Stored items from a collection
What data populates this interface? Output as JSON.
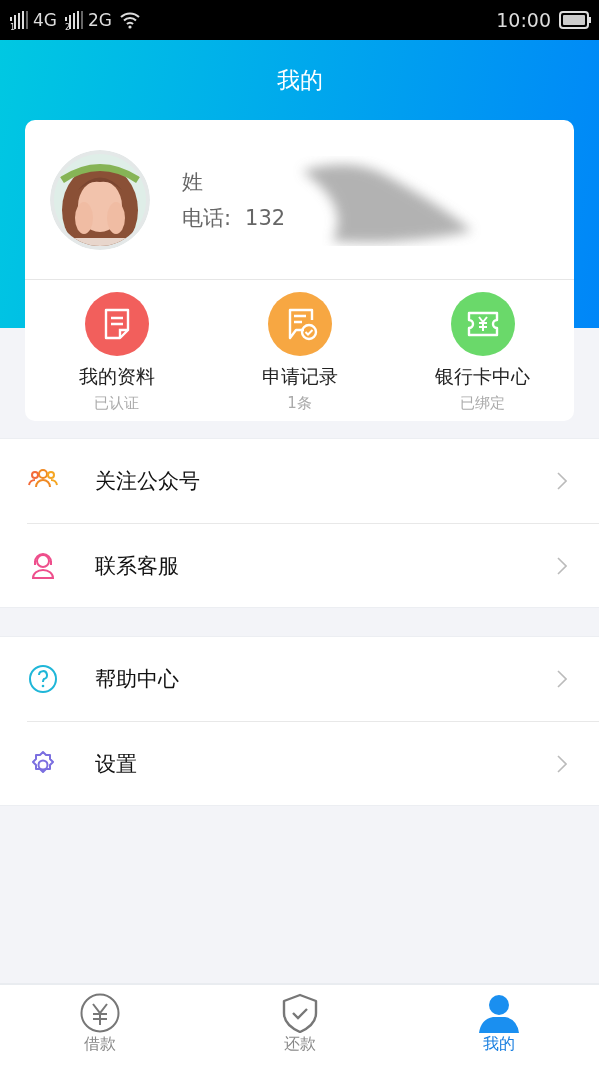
{
  "status_bar": {
    "sims": [
      {
        "slot": "1",
        "network": "4G"
      },
      {
        "slot": "2",
        "network": "2G"
      }
    ],
    "time": "10:00"
  },
  "header": {
    "title": "我的"
  },
  "profile": {
    "name_label": "姓",
    "phone_label": "电话:",
    "phone_value": "132"
  },
  "shortcuts": [
    {
      "kind": "profile",
      "label": "我的资料",
      "sub": "已认证",
      "color": "#f25f5c"
    },
    {
      "kind": "records",
      "label": "申请记录",
      "sub": "1条",
      "color": "#f7a742"
    },
    {
      "kind": "bankcard",
      "label": "银行卡中心",
      "sub": "已绑定",
      "color": "#6ad96a"
    }
  ],
  "menu_groups": [
    [
      {
        "kind": "follow",
        "label": "关注公众号"
      },
      {
        "kind": "service",
        "label": "联系客服"
      }
    ],
    [
      {
        "kind": "help",
        "label": "帮助中心"
      },
      {
        "kind": "settings",
        "label": "设置"
      }
    ]
  ],
  "tabs": [
    {
      "kind": "loan",
      "label": "借款",
      "selected": false
    },
    {
      "kind": "repay",
      "label": "还款",
      "selected": false
    },
    {
      "kind": "mine",
      "label": "我的",
      "selected": true
    }
  ]
}
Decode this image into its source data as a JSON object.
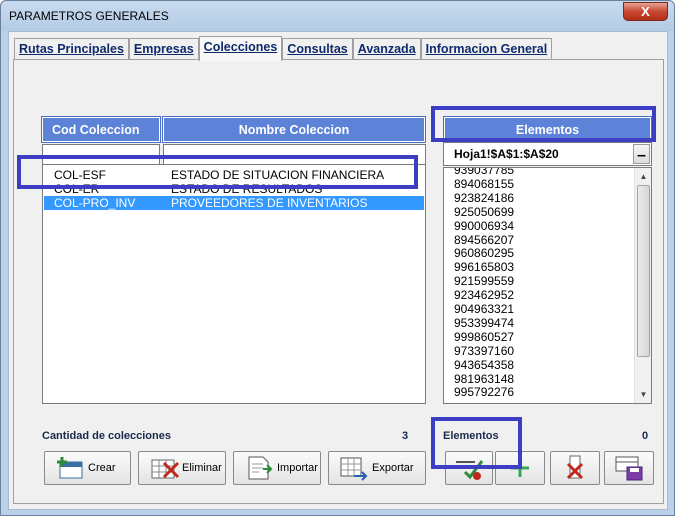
{
  "window": {
    "title": "PARAMETROS GENERALES",
    "close_label": "X"
  },
  "tabs": [
    {
      "label": "Rutas Principales",
      "active": false
    },
    {
      "label": "Empresas",
      "active": false
    },
    {
      "label": "Colecciones",
      "active": true
    },
    {
      "label": "Consultas",
      "active": false
    },
    {
      "label": "Avanzada",
      "active": false
    },
    {
      "label": "Informacion General",
      "active": false
    }
  ],
  "collections_table": {
    "columns": [
      "Cod Coleccion",
      "Nombre Coleccion"
    ],
    "rows": [
      {
        "code": "COL-ESF",
        "name": "ESTADO DE SITUACION FINANCIERA",
        "selected": false
      },
      {
        "code": "COL-ER",
        "name": "ESTADO DE RESULTADOS",
        "selected": false
      },
      {
        "code": "COL-PRO_INV",
        "name": "PROVEEDORES DE INVENTARIOS",
        "selected": true
      }
    ],
    "count_label": "Cantidad de colecciones",
    "count_value": "3"
  },
  "elements": {
    "header": "Elementos",
    "range_value": "Hoja1!$A$1:$A$20",
    "items": [
      "939037785",
      "894068155",
      "923824186",
      "925050699",
      "990006934",
      "894566207",
      "960860295",
      "996165803",
      "921599559",
      "923462952",
      "904963321",
      "953399474",
      "999860527",
      "973397160",
      "943654358",
      "981963148",
      "995792276"
    ],
    "count_label": "Elementos",
    "count_value": "0"
  },
  "buttons": {
    "crear": "Crear",
    "eliminar": "Eliminar",
    "importar": "Importar",
    "exportar": "Exportar"
  },
  "colors": {
    "header_blue": "#5d83d8",
    "selection_blue": "#3399ff",
    "highlight_box": "#3c3fc2"
  }
}
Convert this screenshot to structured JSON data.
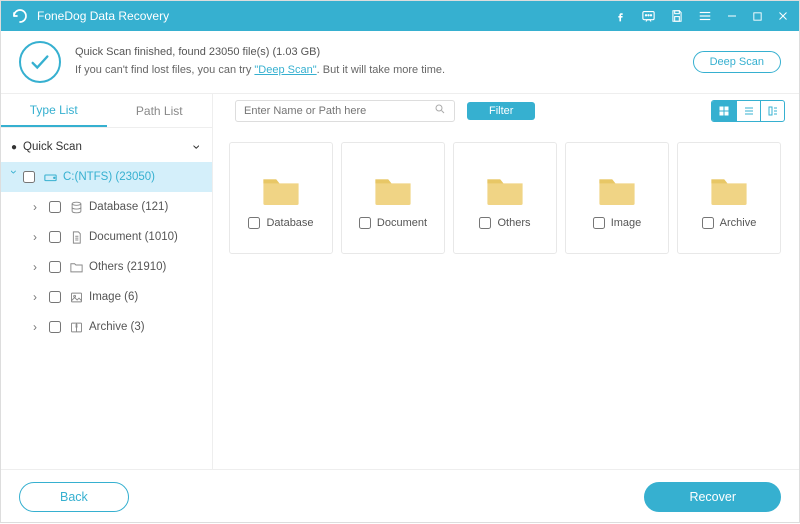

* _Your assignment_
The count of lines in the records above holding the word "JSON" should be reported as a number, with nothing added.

* _Solution to this task_
3